Wall Street stocks shrugged off weak US labor data Thursday, while European equities were pressured by worries over spiking coronavirus cases in several countries.
The Labor Department reported a worse-than-expected 1.1 million new claims for unemployment benefits, a jump from the prior week that underscored the continued weakness of the US economy.
But Wall Street pushed higher anyway, led by large technology companies that have benefited during the coronavirus, which has kept consumers at home and boosted e-commerce and streaming services.
Led by Apple, Facebook and other giants, the tech-rich Nasdaq rocketed to yet another record and was joined in positive territory by the Dow and S&P 500, which won more modest gains.
Earlier, bourses in Paris, London and Frankfurt all fell more than one percent.
A note from Charles Schwab said recent upticks in new COVID-19 cases in European countries are "continuing to drag on sentiment."
While Italy registered 845 new cases on Thursday, its highest daily tally since May, France reported 4,700 fresh infections -- a massive increase on the previous day. While Spain's daily increases topped even those of France, Germany was examining its own resurgence.
Despite the rise in cases, a top World Health Organization official said additional lockdowns should not be necessary.
"With the basic nationwide and additional targeted measures, we are in a much better position to stamp out these localized virus flare-ups," the head of the WHO's European branch, Hans Kluge, told reporters.
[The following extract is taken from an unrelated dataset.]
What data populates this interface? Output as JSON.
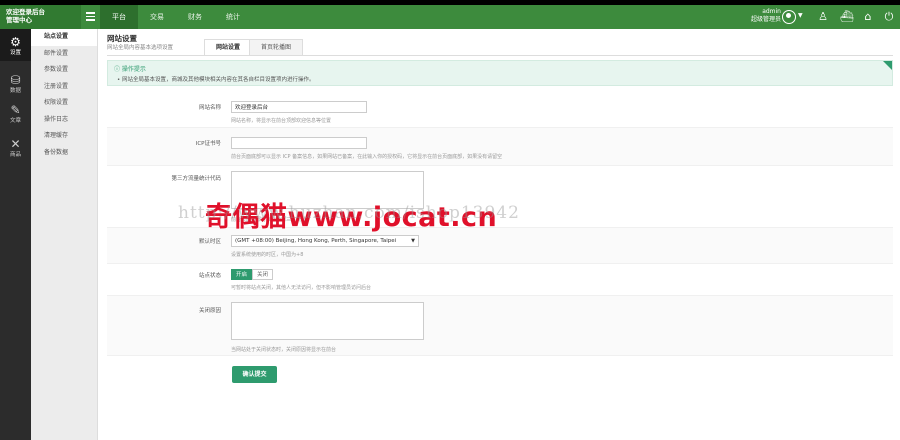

"We can manage the virus and keep the economy running and an education system in operation," he added.
Among individual companies, ride-hailing companies Uber Technologies and Lyft surged 6.8 percent and 5.8 percent, respectively, after a California appeals court gave them a reprieve from being required to reclassify drivers as employees in their home state of California.
Shortly before the appeals court decision, Lyft said it would suspend its rideshare service in the state rather than treat drivers as employees entitled to benefits.
American Airlines dropped 1.4 percent as it announced it will eliminate service to 15 smaller US markets as cash-strapped carriers downsize their operations to cope with the ongoing coronavirus crisis.
- Key figures around 2045 GMT -
New York - Dow: UP 0.2 percent at 27,739.73 (close)
New York - S&P 500: UP 0.3 percent at 3,385.51 (close)
New York - Nasdaq: UP 1.1 percent at 11,264.95 (close)
London - FTSE 100: DOWN 1.6 percent at 6,013.34 (close)
Frankfurt - DAX 30: DOWN 1.1 percent at 12,830.00 (close)
Paris - CAC 40: DOWN 1.3 percent at 4,911.24 (close)
EURO STOXX 50: DOWN 1.3 percent at 3,273.98 (close)
Tokyo - Nikkei 225: DOWN 1.0 percent at 22,880.62 (close)
Hong Kong - Hang Seng: DOWN 1.5 percent at 24,791.39 (close)
Shanghai - Composite: DOWN 1.3 percent at 3.363.90 (close)
Euro/dollar: UP at $1.1860 from $1.1838 at 2100 GMT
Dollar/yen: DOWN at 105.78 yen from 106.12 yen
Pound/dollar: UP at $1.3215 from $1.3098
Euro/pound: DOWN at 89.74 pence from 90.38 pence
West Texas Intermediate: DOWN 0.8 percent at $42.58 per barrel
Brent North Sea crude: DOWN 1.0 percent at $44.90 per barrel